The Bishop as a Corporation Sole (Corp Sole) needs to be operated with an increased level of transparency and comply with accepted accounting principles, and possibly should shift some of its holdings to a diocesan endowment fund, according to a progress report issued by Bishop Coadjutor John Taylor and a committee charged with studying Corp Sole’s operations.

Corp Sole is a California corporation, established in 1907, of which the incumbent bishop of Los Angeles is sole trustee. It holds money and properties that have been given to the bishops for the ministries of the diocese. Some of the funds are restricted to specific programs; for instance, education for seminarians and K – 12 students. Some funds are unrestricted, and may be spent at the discretion of the trustee.

In the wake of contention over the sale of the Newport Beach church property held by Corp Sole (see related story here), the 2015 Diocesan Convention passed a resolution calling for a special committee to address questions about governance and transparency of Corp Sole. As incoming trustee, Bishop Taylor continues to work closely with the committee to fulfill its mandate to make recommendations on Corp Sole’s future management.

“The committee takes the view, and I agree,” Taylor wrote, “that recent events in our diocese give us the opportunity to reorganize Corp Sole in keeping with modern governance and nonprofit principles and thereby to make it more accountable and ultimately more effective.”

The committee comprises the seven members of the original committee created by the 2015 Convention along with representatives from the Standing Committee, Diocesan Council, and Corporation of the Diocese. For full text of the statement and a list of signatories, click here.

Taylor and the committee agree on four key principles, as stated in his letter:
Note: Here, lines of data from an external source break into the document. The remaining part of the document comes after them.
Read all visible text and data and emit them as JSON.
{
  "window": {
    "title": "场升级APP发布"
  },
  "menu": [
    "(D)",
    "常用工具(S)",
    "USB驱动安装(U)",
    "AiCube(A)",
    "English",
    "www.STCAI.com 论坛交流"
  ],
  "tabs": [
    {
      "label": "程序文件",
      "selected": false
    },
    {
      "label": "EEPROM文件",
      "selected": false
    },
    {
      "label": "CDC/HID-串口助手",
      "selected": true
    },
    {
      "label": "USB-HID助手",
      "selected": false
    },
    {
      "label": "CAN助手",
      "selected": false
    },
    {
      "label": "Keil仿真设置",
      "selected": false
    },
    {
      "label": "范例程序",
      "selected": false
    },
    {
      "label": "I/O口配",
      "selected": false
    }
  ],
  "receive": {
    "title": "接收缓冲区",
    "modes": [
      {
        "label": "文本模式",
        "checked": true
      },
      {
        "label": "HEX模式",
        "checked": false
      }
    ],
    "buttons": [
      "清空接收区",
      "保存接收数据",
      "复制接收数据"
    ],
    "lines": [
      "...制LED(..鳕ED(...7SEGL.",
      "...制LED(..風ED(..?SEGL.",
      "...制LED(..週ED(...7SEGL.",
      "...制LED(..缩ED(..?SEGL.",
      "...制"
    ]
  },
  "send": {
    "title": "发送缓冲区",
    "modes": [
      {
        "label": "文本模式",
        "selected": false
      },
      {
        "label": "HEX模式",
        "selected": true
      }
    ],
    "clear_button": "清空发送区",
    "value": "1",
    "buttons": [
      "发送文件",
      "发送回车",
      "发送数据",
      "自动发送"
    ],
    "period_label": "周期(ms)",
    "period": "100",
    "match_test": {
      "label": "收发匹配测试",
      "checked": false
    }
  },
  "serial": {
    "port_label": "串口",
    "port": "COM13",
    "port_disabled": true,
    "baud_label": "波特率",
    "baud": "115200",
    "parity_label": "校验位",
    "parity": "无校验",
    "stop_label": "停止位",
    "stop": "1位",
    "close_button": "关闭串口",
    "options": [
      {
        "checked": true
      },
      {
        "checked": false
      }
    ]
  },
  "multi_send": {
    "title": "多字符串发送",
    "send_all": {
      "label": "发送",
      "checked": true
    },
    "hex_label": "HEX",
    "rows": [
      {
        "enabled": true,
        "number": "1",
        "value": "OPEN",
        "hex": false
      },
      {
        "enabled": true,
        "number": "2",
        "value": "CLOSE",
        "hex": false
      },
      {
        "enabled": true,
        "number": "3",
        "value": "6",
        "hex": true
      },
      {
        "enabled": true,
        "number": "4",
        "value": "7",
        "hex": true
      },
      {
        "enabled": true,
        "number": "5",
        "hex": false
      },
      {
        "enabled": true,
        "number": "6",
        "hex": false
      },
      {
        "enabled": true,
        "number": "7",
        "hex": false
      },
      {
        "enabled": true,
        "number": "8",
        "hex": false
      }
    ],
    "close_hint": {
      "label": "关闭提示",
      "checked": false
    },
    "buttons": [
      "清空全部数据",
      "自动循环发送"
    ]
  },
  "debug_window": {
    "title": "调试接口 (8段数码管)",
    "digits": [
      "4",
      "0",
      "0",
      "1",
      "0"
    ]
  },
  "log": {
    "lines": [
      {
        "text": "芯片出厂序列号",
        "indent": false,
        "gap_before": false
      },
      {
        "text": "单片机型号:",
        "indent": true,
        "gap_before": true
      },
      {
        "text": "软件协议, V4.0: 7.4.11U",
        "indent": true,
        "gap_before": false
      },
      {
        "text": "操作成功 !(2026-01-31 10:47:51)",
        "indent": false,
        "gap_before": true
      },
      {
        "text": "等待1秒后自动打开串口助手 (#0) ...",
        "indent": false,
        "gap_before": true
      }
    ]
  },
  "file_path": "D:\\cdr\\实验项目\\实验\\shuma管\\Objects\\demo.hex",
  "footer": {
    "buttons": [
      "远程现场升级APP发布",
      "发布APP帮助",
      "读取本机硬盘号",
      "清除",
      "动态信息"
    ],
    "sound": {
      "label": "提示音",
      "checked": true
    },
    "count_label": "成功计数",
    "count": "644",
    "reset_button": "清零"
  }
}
  • “Corp Sole’s assets are held in trust for the Diocese of Los Angeles. Its activities, assets, and expenditures should be overseen by the diocesan officers and bodies currently overseeing all other aspects of our finances and operations.
  • “While Corp Sole has been audited annually, its financial and other activities should be more transparent. At a level of detail similar to the Mission Share Fund budget, the bishop and treasurer will report to convention concerning Corp Sole’s activities with an objective to comply with generally accepted accounting principles.
  • “Because of tax implications, title to real property will remain in Corp Sole, but all decisions concerning that property will be subject to the approval of the appropriate diocesan governing bodies — the Corporation of the Diocese and the Standing Committee, as appropriate.
  • “We will take care to ensure the continuance of Corp Sole’s existing commitments to people, programs, and institutions.”

Taylor said that Bishop Suffragan Diane Jardine Bruce, who has a background in banking, will take primary responsibility for overseeing the diocesan budget and finance. Echoing his consecration theme, Taylor wrote, “Our goal is a Mission Share Fund budget that feeds hungry hearts by revealing the true heart of the diocese — what we love, what we can afford, and what we can’t yet afford but seek to make possible through additional stewardship and fundraising. “A centerpiece of our contemplated reorganization is that certain liquid and other non-consecrated assets currently held by Corp Sole could form the basis of a new diocesan endowment fund, to be governed and administered using best practices in the non-profit world,” Taylor continued. “It could make annual grants for mission, ministry, and program.” Other grants, he said, could be made at the bishop’s discretion.

The committee plans to offer a resolution at this year’s Diocesan Convention that incorporates these principles, with a reorganization plan to follow by Easter (April 1) 2018 and implementation beginning by Pentecost (May 20) 2018.

“As this work is performed, I will do all I can to manage Corp Sole in the spirit of the key principles governing the reorganization,” Taylor wrote.